History of the American People, Since 1877: Exploration of aspects in American history from Reconstruction to the second half of the Twentieth Century. This survey encompasses the constitutional, political, social and economic development of the United States since 1877. Particular emphasis will be placed on the rise of the United States as an industrial and world power.

History of the American People, Since 1877 (HONORS): Explores the history of American life including constitutional, political, social, intellectual and economic development from Reconstruction to the present. Specific themes will vary by instructor.
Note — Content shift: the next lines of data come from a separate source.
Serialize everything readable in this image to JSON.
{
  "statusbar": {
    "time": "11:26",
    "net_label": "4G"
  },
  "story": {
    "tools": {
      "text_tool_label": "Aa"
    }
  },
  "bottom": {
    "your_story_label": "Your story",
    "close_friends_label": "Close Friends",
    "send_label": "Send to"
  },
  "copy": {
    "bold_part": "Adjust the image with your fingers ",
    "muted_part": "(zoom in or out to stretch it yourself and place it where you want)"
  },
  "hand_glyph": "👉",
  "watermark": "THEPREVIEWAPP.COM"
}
Please refer to the NWACC Honors Program section in the current catalog for more information.

History of Arkansas: A presentation of the political, economic, social and cultural development of Arkansas from the arrival of the Native American to the present.

The United States and Vietnam: A survey of the Vietnam War with emphasis on the role played by the United States, as well as an analysis of its impact on American politics and society.

History of the American West, Travel (HONORS): The history of the American West from the earliest Native American civilizations to the present day. Specific course content will vary by term. The travel component of the course will reflect and augment course content with a varied itinerary as needed. Possible course topics include: a historiography of the nature and definition of the West, Native American civilizations, exploration and expansion, race relations and conflict between and among inhabitants, social and economic development of the region, and conservation and recreation in the region.

World Civilization

 
World Civilizations to 1500 - This survey of World Civilizations offers students a global and comparative perspective on the emergence and development of civilizations to 1500.

World Civilizations to 1500 (HONORS): This survey of World Civilizations offers students a global and comparative perspective on the emergence and development of civilizations to 1500.

World Civilizations Since 1500: This survey of World Civilizations offers students a global and comparative perspective on the development of civilization since 1500.

World Civilizations Since 1500 (HONORS): This survey of World Civilizations offers students a global and comparative perspective on the development of civilization since 1500.

*From time to time, the various departments will offer SPECIAL TOPICS courses and INDEPENDENT STUDY courses.